BEGIN Raw data

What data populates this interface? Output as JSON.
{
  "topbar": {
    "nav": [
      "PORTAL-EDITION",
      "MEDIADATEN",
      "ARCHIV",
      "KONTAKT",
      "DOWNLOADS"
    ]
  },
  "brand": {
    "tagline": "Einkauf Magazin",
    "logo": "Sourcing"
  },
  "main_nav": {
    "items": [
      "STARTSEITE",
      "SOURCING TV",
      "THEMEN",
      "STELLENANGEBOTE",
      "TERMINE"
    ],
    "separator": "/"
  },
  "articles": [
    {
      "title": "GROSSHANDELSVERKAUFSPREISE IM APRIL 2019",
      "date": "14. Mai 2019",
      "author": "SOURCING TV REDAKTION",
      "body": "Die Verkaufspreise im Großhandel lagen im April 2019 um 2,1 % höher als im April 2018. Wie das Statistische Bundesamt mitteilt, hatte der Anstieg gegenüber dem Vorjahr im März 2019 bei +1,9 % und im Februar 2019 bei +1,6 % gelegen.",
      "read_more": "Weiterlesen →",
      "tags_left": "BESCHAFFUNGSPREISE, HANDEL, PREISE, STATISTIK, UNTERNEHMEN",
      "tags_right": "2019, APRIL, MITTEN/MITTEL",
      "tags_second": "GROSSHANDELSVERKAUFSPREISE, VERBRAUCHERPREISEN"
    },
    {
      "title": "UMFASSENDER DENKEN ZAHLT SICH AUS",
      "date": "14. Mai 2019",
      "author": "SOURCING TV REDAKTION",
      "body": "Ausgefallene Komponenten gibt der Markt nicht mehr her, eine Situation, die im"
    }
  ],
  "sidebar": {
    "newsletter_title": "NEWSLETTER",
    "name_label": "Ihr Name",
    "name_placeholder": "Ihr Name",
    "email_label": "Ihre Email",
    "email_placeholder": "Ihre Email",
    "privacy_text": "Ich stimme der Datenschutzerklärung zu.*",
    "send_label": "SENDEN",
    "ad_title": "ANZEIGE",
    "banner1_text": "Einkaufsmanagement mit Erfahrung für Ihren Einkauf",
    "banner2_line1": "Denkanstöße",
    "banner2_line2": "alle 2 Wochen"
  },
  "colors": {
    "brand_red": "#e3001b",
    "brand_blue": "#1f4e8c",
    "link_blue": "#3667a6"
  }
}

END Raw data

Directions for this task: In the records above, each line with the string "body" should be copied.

Written solution:
      "body": "Die Verkaufspreise im Großhandel lagen im April 2019 um 2,1 % höher als im April 2018. Wie das Statistische Bundesamt mitteilt, hatte der Anstieg gegenüber dem Vorjahr im März 2019 bei +1,9 % und im Februar 2019 bei +1,6 % gelegen.",
      "body": "Ausgefallene Komponenten gibt der Markt nicht mehr her, eine Situation, die im"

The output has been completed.